Twickenham (United Kingdom) (AFP) - England's Sam Underhill was denied a late and potentially match-winning try as world champions New Zealand came from 15-0 down to win 16-15 at a rainswept Twickenham on Saturday.
Just four minutes remained when England thought they were about to record just an eighth win in 41 Tests against the All Blacks when Courtney Lawes charged down replacement TJ Perenara's kick and Underhill, weaving his way past Beauden Barrett, crossed.
But French referee Jerome Garces, after consulting South African television match official Marius Jonker, decided Lawes had been marginally offside and disallowed the score to the dismay of a capacity Twickenham crowd of over 82,000.
New Zealand had earlier recovered from the shock of England's impressive start to be just five points down at half-time thanks to fullback Damian McKenzie's converted try and a Barrett penalty.

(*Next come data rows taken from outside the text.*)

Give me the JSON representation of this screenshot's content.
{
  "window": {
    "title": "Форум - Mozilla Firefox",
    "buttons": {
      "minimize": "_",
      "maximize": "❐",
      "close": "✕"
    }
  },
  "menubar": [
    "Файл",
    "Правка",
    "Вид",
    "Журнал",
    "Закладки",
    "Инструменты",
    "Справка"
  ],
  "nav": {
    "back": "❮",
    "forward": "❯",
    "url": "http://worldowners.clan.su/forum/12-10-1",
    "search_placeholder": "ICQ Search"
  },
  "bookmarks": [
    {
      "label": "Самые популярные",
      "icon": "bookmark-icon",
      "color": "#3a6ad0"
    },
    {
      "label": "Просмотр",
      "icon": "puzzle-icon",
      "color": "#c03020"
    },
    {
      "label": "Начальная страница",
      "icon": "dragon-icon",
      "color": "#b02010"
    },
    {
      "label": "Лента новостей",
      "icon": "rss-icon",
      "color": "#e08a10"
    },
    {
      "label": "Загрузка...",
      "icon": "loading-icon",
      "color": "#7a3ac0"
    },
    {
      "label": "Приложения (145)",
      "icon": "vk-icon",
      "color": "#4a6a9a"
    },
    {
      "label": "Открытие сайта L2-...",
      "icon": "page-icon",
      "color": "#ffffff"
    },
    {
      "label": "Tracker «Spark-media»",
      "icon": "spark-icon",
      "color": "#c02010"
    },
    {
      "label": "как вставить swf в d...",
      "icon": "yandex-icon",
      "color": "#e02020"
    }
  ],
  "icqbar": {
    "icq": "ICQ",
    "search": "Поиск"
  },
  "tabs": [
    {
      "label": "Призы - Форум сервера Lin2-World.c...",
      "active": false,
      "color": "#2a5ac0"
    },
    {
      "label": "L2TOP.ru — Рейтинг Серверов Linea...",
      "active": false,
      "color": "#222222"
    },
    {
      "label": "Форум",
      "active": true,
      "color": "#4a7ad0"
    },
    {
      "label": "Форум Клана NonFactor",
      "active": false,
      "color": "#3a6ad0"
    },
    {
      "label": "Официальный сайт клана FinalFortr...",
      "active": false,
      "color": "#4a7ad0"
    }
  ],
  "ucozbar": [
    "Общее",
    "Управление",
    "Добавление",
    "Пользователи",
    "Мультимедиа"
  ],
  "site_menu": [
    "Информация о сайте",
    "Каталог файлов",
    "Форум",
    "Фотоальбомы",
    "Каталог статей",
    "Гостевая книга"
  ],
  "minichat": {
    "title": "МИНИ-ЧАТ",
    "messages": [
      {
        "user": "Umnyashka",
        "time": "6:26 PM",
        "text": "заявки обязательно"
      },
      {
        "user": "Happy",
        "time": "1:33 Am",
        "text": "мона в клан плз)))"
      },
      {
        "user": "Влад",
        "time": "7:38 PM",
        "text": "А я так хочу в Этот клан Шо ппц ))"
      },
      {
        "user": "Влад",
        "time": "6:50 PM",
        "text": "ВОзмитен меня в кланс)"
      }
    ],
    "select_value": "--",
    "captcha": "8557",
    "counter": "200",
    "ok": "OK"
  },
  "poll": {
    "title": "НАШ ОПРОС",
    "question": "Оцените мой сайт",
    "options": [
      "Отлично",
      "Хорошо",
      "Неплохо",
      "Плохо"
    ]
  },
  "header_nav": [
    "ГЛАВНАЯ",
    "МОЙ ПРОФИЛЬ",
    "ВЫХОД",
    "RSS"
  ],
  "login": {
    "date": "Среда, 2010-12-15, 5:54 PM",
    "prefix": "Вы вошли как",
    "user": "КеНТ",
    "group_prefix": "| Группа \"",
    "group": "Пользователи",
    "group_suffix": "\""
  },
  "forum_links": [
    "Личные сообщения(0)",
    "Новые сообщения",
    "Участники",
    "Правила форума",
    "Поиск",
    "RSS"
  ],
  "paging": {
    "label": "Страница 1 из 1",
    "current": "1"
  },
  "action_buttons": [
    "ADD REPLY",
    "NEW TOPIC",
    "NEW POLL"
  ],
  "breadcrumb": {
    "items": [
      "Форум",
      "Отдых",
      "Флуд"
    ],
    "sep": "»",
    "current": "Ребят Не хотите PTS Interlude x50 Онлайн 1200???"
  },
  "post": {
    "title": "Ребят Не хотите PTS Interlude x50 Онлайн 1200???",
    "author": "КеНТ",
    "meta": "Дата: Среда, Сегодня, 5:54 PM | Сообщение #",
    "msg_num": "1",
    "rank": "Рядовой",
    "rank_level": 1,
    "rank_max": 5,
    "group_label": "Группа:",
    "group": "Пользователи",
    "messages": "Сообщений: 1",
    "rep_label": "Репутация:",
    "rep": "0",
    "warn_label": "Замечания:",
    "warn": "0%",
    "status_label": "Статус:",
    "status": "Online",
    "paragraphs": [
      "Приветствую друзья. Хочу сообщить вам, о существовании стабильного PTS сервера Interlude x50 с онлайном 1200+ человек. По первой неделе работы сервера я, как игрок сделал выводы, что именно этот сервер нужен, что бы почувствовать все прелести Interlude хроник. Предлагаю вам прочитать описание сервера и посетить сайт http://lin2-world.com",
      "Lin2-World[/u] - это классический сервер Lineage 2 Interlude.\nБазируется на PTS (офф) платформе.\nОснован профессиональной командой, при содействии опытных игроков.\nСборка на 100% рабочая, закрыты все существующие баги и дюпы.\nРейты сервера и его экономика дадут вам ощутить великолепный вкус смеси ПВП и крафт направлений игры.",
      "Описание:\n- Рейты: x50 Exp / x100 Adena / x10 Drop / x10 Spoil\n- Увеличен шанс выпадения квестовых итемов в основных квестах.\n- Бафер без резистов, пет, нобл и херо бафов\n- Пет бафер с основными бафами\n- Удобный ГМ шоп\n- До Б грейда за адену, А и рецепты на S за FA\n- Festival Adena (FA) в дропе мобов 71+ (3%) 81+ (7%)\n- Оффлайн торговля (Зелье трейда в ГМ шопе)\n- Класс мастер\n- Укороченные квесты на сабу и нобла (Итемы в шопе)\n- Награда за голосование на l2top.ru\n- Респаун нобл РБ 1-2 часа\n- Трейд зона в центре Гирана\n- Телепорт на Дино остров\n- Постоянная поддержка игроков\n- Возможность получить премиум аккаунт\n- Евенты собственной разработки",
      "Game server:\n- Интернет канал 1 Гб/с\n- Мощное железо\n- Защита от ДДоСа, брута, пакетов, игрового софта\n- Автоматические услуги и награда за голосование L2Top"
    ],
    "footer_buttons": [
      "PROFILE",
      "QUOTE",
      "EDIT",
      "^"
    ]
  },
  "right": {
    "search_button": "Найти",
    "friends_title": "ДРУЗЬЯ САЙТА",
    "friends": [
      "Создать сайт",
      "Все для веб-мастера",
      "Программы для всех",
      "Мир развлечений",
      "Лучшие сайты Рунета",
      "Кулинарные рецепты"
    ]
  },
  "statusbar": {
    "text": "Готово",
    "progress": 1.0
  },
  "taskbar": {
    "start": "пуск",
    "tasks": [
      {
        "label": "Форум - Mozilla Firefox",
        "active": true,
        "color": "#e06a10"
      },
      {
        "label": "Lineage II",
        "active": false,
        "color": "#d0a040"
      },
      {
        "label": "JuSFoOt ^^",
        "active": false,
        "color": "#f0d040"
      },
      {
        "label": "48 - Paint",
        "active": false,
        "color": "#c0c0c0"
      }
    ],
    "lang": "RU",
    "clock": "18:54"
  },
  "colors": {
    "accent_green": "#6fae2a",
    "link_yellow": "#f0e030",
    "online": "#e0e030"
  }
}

Fly-half Barrett's second-half drop-goal and penalty then proved the decisive scores in what was the first England-New Zealand clash for four years -- and one that took place fewer than 12 months out from the 2019 World Cup in Japan.
It took England, fresh from an unconvincing and try-less 12-11 home win over South Africa last weekend, fewer than two minutes to score the first try.
England co-captain Farrell's well-judged kick-off, which allowed his chasers to compete for the ball in the air, was knocked on by New Zealand lock Brodie Retallick.
England's ensuing scrum was solid, with forwards Kyle Sinckler and Maro Itoje then leading the charge into the All Blacks' 22-metre area.
Scrum-half Ben Youngs's floated cut-out pass then found Ashton who, taking advantage of some inexplicably slack marking, used the wet turf to slide in at the right corner rather than celebrate with his customary 'Ash splash'.
It was a stunning way for the Sale wing to mark his first England start in four years and his 20th try in 41 career Tests.
Farrell saw a difficult touchline conversion hit the right post but, with England dominating territory, the fly-half extended the lead to 8-0 with a 10th-minute drop-goal.
Long-range kick specialist Elliot Daly's penalty then set-up a line-out just 10 metres from the New Zealand try-line.
England won their own ball and a powerful driving maul saw co-captain Hartley, their New Zealand-born hooker, driven over for a 24th-minute try by the posts. Farrell added the simple conversion and England, against all expectations, led 15-0.
By this stage openside flanker Underhill, recalled in place of the injured Tom Curry had already made a number of important tackles.
England were playing classic wet-weather rugby.
But mistakes towards the end of the first half cost them dear.
They allowed McKenzie to make ground after missing a couple of first-up tackles, with England wing Jonny May eventually penalised for offside as he intercepted a pass.
The All Blacks declined a kickable penalty to opt for a scrum 12 metres out.
Their setpiece was solid and Barrett's clever inside pass allowed the onrushing McKenzie to go over on the cutback for a 39th-minute try that Barrett duly converted.
With barely a minute left in the half, Farrell then carelessly kicked the re-start directly into touch, allowing New Zealand a scrum on the half-way line.
The All Blacks gained field position off the setpiece and further England indiscpline allowed Barrett to knock over a penalty in front of the posts.
New Zealand nearly caught England cold right at the start of the second half after a jinking McKenzie sliced his way through before linking with Ben Smith and Aaron Smith only for wing Rieko Ioane to drop the scrum-half's pass when a try was in sight.
But they did cut England's lead to two points when Barrett landed a drop-goal -- his first at this level.
As so often, New Zealand weathered both the conditions and their opponents' impressive early start, with Barrett's penalty on the hour giving them a one-point lead that turned out to be just enough.